:: Source material ::

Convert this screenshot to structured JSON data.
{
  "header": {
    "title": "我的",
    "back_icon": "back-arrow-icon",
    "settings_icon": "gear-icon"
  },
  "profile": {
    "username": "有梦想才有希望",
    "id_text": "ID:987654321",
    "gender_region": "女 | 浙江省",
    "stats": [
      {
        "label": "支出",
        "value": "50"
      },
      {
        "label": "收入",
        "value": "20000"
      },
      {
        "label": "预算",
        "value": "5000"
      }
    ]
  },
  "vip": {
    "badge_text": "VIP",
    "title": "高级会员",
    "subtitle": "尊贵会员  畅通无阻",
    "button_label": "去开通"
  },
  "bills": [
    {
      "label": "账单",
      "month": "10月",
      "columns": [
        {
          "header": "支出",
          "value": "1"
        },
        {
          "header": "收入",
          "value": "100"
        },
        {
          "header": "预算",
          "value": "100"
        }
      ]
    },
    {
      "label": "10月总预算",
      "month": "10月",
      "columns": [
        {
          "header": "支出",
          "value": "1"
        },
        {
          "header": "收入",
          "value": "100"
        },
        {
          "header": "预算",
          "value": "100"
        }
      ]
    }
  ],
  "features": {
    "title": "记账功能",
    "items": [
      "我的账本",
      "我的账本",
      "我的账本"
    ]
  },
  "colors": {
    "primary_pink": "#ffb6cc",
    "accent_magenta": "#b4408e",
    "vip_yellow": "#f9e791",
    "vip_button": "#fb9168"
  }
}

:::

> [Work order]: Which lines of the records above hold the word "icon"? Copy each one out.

> [Expected output]:
    "back_icon": "back-arrow-icon",
    "settings_icon": "gear-icon"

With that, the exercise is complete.